## EXERCISE INSTRUCTIONS:
Only the lines with the string "header" are needed; return each of them from the entries below.

## Stored items from a collection:
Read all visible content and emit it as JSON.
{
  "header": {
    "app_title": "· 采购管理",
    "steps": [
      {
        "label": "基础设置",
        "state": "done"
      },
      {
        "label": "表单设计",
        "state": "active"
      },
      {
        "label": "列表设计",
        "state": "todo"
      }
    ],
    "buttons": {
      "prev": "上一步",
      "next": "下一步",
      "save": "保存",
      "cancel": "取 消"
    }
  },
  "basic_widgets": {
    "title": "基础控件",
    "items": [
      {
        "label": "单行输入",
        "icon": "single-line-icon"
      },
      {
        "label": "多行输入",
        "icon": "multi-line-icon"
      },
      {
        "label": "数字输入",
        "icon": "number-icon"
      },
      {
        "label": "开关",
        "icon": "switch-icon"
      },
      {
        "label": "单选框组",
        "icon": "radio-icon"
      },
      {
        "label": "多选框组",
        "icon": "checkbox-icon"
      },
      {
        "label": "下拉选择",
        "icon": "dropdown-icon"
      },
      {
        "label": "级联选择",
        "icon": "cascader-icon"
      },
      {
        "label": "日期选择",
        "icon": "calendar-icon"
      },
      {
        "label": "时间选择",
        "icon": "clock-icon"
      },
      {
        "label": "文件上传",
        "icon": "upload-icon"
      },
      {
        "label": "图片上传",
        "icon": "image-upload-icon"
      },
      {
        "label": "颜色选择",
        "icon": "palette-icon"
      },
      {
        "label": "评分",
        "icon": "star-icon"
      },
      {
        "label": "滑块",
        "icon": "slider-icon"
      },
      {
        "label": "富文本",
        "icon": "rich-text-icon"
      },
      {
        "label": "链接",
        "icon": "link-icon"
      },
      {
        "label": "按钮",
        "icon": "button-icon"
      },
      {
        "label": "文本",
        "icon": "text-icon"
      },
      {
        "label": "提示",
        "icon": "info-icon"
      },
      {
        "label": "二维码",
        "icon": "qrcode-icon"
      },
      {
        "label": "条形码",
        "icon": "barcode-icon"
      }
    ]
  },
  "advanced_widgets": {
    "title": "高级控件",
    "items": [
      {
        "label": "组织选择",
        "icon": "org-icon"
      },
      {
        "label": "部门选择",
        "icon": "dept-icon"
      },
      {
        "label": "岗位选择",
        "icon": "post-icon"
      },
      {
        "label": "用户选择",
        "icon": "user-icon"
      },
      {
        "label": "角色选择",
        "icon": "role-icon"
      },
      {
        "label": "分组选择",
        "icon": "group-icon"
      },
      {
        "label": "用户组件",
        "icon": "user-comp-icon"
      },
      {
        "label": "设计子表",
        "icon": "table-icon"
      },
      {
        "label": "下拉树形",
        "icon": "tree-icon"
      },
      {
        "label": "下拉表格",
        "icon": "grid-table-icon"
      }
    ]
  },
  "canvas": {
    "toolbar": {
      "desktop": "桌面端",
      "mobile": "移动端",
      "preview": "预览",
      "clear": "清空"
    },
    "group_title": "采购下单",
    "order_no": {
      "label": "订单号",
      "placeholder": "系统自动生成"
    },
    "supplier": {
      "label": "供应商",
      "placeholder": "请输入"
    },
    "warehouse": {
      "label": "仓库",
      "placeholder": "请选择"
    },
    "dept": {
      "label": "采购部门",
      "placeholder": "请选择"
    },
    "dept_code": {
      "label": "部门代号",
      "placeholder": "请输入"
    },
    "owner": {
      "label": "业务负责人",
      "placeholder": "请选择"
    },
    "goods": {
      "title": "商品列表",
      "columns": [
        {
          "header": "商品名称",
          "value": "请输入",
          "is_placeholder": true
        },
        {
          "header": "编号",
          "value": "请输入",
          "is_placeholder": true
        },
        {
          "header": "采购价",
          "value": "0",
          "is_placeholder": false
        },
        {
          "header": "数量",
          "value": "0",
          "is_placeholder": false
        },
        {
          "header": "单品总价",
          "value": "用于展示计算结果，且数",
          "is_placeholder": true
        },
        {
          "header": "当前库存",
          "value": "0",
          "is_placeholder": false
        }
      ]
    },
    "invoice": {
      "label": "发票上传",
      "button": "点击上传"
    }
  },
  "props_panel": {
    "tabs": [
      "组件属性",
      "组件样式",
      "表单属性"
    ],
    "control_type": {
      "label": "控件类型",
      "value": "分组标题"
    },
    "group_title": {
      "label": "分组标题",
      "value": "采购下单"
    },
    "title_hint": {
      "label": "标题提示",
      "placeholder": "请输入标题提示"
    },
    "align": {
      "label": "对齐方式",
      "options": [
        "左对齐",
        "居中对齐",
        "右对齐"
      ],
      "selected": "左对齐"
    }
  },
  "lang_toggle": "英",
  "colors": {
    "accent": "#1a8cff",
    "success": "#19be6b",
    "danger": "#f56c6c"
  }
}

## RESULT:
  "header": {
          "header": "商品名称",
          "header": "编号",
          "header": "采购价",
          "header": "数量",
          "header": "单品总价",
          "header": "当前库存",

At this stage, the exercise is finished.